Breathlessness is not harmful but it can be distressing and exhausting. If your breathing deteriorates so that you are struggling to talk:

  • stop any activity and find a comfortable forward leaning position to rest
  • focus on the ‘out breath’ and try to extend the length of the breath
  • use a fan if you find it helpful and
  • stay still for a minute after you have got your breath back before moving.

3. Panic

Panic is extreme breathlessness with anxiety. Panic can be prevented by pacing activity to prevent breathlessness escalating to the point of distress. It is important to be aware of increasing breathlessness and stop activity before it feels uncontrolled as this can trigger anxiety and a spiral of breathlessness.

If you do experience panic, use the above techniques to control your breathing. Try to practice the following breathing control techniques throughout the day when at rest and use relaxation once or twice a day.

4. Breathing exercises

Be still… be calm…
Drop the shoulders
Slowly sigh out… and out
Hear the sigh
Haaah… soft and quiet
Feel control returning
Peaceful and safe


It is common for patients who are breathless to use the neck and shoulder muscles to help with breathing. This can serve a purpose at times but can also become an unhelpful habit which, over time, can cause pain and stiffness in the neck and shoulders.

By practising controlled breathing and neck and shoulder stretches, you will use less energy to breathe and help to prevent this pain.

Sitting well supported in an upright chair, legs uncrossed, place one hand on your tummy, just above your belly button
Relax your shoulders and upper chest and rest your elbows by your side
Feel the movement of your tummy as you breathe in and out – try to relax your breathing and feel your upper chest and shoulders relax more as you continue to breathe
Do not try to take deep breaths.

A position to help you recover from breathlessness

Use this position to help you practise your breathing control, or to recover your breath when you get breathless.

Stand leaning back or sideways against a wall

Have your feet slightly apart, about one foot or 30cms away from the wall. Relax your hands down by your sides. If you prefer, rest your hands or thumbs in your waistband or belt loops, or across the shoulder strap of your handbag.

This position can be helpful for most people with a lung condition.
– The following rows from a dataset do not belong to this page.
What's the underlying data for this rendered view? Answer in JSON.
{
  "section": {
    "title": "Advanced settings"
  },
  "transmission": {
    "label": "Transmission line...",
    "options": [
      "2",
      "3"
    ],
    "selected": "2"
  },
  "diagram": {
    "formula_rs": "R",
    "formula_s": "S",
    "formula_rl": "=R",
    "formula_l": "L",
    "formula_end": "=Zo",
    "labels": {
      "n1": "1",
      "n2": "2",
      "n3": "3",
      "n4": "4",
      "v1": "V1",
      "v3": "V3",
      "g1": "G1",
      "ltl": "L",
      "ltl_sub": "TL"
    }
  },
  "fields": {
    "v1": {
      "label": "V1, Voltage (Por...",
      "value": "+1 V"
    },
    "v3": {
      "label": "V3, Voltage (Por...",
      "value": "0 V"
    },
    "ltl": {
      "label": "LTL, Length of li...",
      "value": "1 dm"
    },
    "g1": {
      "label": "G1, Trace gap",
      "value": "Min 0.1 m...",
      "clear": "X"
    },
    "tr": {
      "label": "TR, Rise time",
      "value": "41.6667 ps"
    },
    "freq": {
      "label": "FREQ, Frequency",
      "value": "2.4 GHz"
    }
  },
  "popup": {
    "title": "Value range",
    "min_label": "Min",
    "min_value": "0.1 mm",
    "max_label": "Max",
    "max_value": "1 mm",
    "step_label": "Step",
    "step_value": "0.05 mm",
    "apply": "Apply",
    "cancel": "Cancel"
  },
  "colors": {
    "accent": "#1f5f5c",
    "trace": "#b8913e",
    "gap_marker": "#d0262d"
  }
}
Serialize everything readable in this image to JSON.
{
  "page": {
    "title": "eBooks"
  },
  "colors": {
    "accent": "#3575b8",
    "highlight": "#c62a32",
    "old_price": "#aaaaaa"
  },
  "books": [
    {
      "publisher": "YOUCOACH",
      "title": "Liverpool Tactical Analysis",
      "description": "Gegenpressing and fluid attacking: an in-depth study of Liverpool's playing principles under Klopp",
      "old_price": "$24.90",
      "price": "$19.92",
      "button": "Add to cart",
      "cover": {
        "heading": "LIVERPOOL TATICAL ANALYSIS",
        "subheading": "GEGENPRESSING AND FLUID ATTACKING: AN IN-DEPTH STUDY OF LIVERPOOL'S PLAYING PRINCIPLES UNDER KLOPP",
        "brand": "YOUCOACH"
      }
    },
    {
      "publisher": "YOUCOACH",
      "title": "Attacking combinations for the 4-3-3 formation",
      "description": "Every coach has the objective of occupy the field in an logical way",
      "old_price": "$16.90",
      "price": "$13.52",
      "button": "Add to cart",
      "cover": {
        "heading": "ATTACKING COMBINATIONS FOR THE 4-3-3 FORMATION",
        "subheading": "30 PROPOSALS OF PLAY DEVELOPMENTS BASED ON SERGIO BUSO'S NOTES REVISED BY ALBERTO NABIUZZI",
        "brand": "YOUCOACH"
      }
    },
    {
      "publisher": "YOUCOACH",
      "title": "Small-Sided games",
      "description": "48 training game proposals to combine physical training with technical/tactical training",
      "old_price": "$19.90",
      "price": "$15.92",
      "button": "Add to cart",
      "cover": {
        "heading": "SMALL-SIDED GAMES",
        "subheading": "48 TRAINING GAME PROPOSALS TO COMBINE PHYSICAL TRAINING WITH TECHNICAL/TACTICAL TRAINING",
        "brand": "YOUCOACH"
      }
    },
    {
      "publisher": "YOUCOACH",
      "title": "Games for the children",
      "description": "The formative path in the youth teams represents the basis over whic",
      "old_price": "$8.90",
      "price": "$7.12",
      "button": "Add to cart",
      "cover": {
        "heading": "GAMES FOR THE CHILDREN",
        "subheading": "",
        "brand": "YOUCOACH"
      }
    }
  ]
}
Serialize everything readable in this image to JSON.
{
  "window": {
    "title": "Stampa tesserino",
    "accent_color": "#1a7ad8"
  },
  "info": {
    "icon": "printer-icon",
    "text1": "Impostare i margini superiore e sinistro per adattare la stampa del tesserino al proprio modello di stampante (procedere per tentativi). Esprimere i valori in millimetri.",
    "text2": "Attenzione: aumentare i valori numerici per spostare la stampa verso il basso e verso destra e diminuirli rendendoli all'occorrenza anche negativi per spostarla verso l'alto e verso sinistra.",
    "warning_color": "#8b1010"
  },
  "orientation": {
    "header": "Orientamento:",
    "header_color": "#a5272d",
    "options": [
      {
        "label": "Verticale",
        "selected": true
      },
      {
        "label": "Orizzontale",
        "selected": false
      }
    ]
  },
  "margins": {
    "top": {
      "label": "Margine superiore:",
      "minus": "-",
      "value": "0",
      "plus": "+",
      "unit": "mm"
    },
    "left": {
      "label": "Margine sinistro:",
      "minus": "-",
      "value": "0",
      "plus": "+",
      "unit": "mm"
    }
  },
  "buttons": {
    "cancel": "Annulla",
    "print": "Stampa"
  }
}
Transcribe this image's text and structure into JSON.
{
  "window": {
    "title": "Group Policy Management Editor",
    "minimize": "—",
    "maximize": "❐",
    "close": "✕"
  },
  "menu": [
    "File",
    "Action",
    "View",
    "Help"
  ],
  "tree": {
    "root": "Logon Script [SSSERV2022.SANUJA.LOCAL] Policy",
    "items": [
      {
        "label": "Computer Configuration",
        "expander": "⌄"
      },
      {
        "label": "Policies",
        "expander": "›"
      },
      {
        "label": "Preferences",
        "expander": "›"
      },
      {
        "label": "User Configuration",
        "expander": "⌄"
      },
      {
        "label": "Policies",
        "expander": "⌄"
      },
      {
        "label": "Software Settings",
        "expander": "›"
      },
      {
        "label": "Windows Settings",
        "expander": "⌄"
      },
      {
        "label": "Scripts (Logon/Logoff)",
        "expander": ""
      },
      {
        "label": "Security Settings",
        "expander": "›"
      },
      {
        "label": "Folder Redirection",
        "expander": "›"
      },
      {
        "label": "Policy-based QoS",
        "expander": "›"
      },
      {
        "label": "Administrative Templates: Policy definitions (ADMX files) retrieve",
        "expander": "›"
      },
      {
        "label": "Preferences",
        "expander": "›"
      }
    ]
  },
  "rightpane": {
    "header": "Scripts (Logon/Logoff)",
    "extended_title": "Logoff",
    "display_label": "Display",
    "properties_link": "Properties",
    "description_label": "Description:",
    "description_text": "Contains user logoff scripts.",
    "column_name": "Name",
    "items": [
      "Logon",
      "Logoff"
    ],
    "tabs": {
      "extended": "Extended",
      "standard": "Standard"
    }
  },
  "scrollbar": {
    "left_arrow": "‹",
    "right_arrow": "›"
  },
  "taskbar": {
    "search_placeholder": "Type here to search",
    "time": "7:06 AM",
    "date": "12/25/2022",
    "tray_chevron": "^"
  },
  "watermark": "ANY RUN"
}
Other helpful positions vary depending on whether you have an obstructive or a restrictive lung condition.